CK: Oh yeah, even if he doesn’t win it. He’s already proven it over time. He’s the next face of college basketball. You have Roy Williams, Coach K, Jim Boeheim and Tom Izzo in that top group right now, and in that next group there’s Billy Donovan, Bill Self, Thad Matta and guys of that caliber. That’s the next group. In fact, Billy’s Hall of Fame worthy right now. He’ll be one of the guys on Mt. Rushmore, if you will, for the next period of time. Whether he wins it or not.
STF: Do you think Bo Ryan has been underrated as a coach?
CK: It’s hard to give everybody the billing and the attention they deserve. Sometimes people get overlooked for whatever reason. But we all know Bo has been terrific. He’s hard to play for, apparently, but he develops guys and helps them get better, and his teams do things the right way. I have the utmost respect and admiration for him. I don’t know if there’s a coach in the Final Four that the basketball community is more happy for than Bo Ryan.
STF: What are the ramifications for the Capital One Cup standings after this weekend?
CK: There’s 60 points at stake for the national champion that emerges on Monday. The Capital One Cup rewards the top Division I men’s and women’s athletic programs based on points accumulated through the fall, winter and spring seasons. It rewards top ten finishes in 19 men’s sports and 20 women’s sports.
Florida is in the best position on the men’s side with the national championship in a couple of days to catapult to the top of the Capital One Cup standings. They’d be primed to win their third cup in four years. They’d have the Capital One Cup trophy, the national championship and a combined $400,000 in student scholarship money. The women’s winning athletic program gets that as well.

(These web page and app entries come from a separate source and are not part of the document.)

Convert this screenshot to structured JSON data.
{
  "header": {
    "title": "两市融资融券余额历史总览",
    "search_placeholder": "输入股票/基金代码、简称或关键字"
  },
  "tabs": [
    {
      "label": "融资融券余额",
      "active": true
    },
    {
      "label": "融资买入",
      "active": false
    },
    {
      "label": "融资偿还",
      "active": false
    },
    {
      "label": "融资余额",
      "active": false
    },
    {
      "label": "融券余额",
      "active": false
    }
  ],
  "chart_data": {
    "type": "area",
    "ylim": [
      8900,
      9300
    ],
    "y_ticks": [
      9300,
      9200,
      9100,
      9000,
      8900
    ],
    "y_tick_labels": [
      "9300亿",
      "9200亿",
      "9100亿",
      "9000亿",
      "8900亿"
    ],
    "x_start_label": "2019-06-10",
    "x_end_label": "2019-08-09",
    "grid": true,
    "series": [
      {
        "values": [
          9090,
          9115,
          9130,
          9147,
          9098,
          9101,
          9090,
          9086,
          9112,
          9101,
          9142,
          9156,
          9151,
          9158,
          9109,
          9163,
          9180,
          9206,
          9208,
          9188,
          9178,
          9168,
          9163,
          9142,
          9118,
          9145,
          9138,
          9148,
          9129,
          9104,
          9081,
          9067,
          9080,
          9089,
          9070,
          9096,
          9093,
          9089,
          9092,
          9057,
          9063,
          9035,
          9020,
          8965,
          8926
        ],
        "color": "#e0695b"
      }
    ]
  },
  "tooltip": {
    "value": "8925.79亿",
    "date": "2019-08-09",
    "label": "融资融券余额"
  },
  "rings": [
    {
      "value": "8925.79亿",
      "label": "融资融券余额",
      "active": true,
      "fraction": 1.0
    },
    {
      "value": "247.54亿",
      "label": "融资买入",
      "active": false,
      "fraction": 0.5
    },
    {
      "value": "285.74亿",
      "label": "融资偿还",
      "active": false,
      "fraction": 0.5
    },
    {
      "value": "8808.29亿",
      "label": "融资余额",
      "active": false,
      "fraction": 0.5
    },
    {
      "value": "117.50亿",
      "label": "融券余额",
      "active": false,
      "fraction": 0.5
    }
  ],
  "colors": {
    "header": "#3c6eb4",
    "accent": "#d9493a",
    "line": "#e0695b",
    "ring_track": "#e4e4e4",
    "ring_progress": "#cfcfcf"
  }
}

STF: I appreciate your time as always, and hope you enjoy the weekend!
CK: Yep, looking forward to it. Thanks a lot, Eric.